Sean Compston

“Journey to the end.

Finding Purpose on the Water: Sean Compston’s Journey with Adaptive Sailing

This month’s volunteer spotlight shines on Sean Compston, a dedicated sailing companion with the Adaptive Sailing Association of BC (ASABC). Sean’s story is one of both inspiration and loss, highlighting the power of volunteering to find connection and purpose.

For the past five years, Sean has been a mainstay at ASABC. His journey began with a personal experience – his brother’s spinal cord injury, diagnosed as Cauda Equina Syndrome. “That’s actually how I found sailing,” Sean shares. “I was looking for activities he could participate in after his injury. Initially, I went in there with the intention of finding something for him, but I ended up falling in love with volunteering.”

One day, feeling overwhelmed by his brother’s challenges, Sean went for a ride. “I knew I couldn’t change the situation,” he says, “but I wanted to do something positive.” As if by fate, he saw a sandwich board sign for ASABC. “I got off my bike and walked right in,” Sean recalls.

Sean already had a love for sailing. “We grew up around the water,” he explains. “I’d sailed as a kid at summer camp, in Calgary on a lake, even crewed a boat down to California.” But seeing his brother struggle after the injury, both physically and mentally, motivated Sean to take action.

“Sailing is a whole different world,” Sean says with a smile. “Being out there with the wind, without the sound of the motor, it’s a peaceful experience. For me, sailing is a really positive way to give back, but honestly, I sometimes get more out of it than the participants.” He pauses for a moment, then adds thoughtfully, “Being out on the water reminds me how lucky I am. These participants get a chance to escape for a few hours, something not everyone has the opportunity for. Take Lucy, for instance. Super cute kid who asks a thousand questions and got a crush on me. Her mom’s a nice lady too. But her brother comes on board, and they just don’t stop talking. They want to see the biggest boat, even if it means tipping us over!
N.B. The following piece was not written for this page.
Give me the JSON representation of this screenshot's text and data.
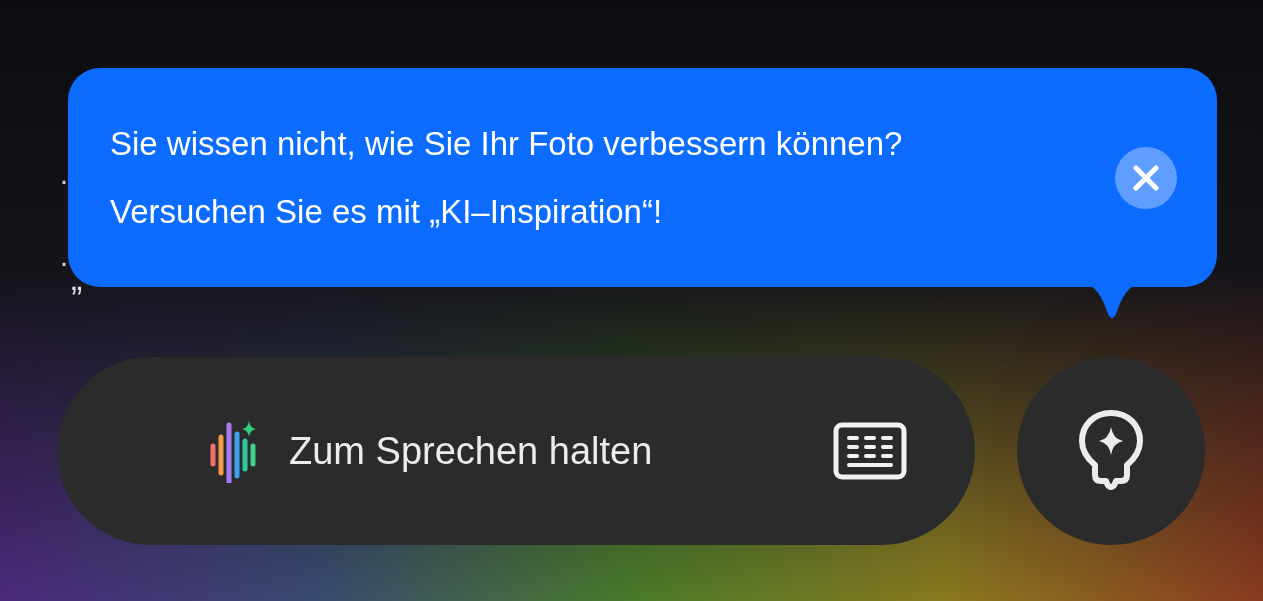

The joy they experience is pure, and being a part of that is really fulfilling.”

“Volunteering at ASABC gave me a deeper sense of how to connect with people,” Sean explains. “Having a brother with a disability gave me a head start, but it’s more than that. It’s about open-mindedness and creating a judgment-free space. We’re all on the water sharing some time together, a break from whatever’s on shore. Just go out and sail! That connection is invaluable, both for the community and for people with disabilities. We’re not defined by our limitations; we’re just two people enjoying a sail. It’s a beautiful thing, and I feel privileged to be a part of it.”

Sean sailing with a client at Jericho Beach
Sean sailing with a client at Jericho Beach

The variety of experiences adds another layer to the joy. “One day, I have Lucy chattering a mile a minute,” Sean laughs. “Then there’s another participant, I forget her name, who used to be a runway model in Italy and writes screenplays! You meet these incredible people with fascinating stories. You wouldn’t know their struggles on the street. Sharing time and hearing their stories creates a unique intimacy. Out on the water, everyone’s guard comes down. It’s refreshing.”

Sean’s passion for volunteering grew alongside his dedication to his brother. “It made the time I spent with him much more meaningful,” he reflects. “I witnessed his struggles after the injury, how it impacted our family, and the challenges people with disabilities face.”

The story takes a heartbreaking turn as Sean describes his brother’s passing:

“Sadly, I lost my brother shortly after his injury. We lived close by, and I often checked in on him. One night, I hadn’t heard from him, and something felt off. I found him unresponsive, and despite my efforts, he was gone.”

Despite the personal tragedy, Sean’s commitment to ASABC remains strong. “When you reached out for this feature,” he says, “it resonated deeply. It’s been five years since I joined ASABC, and volunteering allows me to connect with others facing similar challenges. It’s a reminder that there’s a supportive community out there, just as I experienced with my brother, and that’s something I want to continue being a part of.”

Sean’s story is a testament to the transformative power of volunteering. It’s a journey of resilience, dedication, and finding solace in helping others. Through ASABC, Sean continues to honor his brother’s memory and make a positive impact on the lives of participants.